(Task to complete) Write the records out once more, so that nothing differs from the original.

(Data for this exercise)
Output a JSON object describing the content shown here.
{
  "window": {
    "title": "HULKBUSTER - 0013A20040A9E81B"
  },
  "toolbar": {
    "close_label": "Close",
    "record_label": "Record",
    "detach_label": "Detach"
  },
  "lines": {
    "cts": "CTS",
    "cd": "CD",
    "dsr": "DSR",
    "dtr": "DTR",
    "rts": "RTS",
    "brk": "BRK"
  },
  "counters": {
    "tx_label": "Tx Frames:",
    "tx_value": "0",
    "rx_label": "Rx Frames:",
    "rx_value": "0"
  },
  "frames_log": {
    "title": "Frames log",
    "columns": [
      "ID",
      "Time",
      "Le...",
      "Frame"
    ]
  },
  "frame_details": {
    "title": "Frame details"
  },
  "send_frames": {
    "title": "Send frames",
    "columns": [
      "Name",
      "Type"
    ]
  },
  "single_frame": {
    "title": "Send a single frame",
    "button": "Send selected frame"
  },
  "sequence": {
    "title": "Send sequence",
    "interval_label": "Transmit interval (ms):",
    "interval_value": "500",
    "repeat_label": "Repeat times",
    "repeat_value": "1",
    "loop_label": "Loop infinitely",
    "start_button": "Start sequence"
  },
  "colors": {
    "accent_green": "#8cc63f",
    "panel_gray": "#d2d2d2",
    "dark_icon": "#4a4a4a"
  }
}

(Solution for this task)
Output a JSON object describing the content shown here.
{
  "window": {
    "title": "HULKBUSTER - 0013A20040A9E81B"
  },
  "toolbar": {
    "close_label": "Close",
    "record_label": "Record",
    "detach_label": "Detach"
  },
  "lines": {
    "cts": "CTS",
    "cd": "CD",
    "dsr": "DSR",
    "dtr": "DTR",
    "rts": "RTS",
    "brk": "BRK"
  },
  "counters": {
    "tx_label": "Tx Frames:",
    "tx_value": "0",
    "rx_label": "Rx Frames:",
    "rx_value": "0"
  },
  "frames_log": {
    "title": "Frames log",
    "columns": [
      "ID",
      "Time",
      "Le...",
      "Frame"
    ]
  },
  "frame_details": {
    "title": "Frame details"
  },
  "send_frames": {
    "title": "Send frames",
    "columns": [
      "Name",
      "Type"
    ]
  },
  "single_frame": {
    "title": "Send a single frame",
    "button": "Send selected frame"
  },
  "sequence": {
    "title": "Send sequence",
    "interval_label": "Transmit interval (ms):",
    "interval_value": "500",
    "repeat_label": "Repeat times",
    "repeat_value": "1",
    "loop_label": "Loop infinitely",
    "start_button": "Start sequence"
  },
  "colors": {
    "accent_green": "#8cc63f",
    "panel_gray": "#d2d2d2",
    "dark_icon": "#4a4a4a"
  }
}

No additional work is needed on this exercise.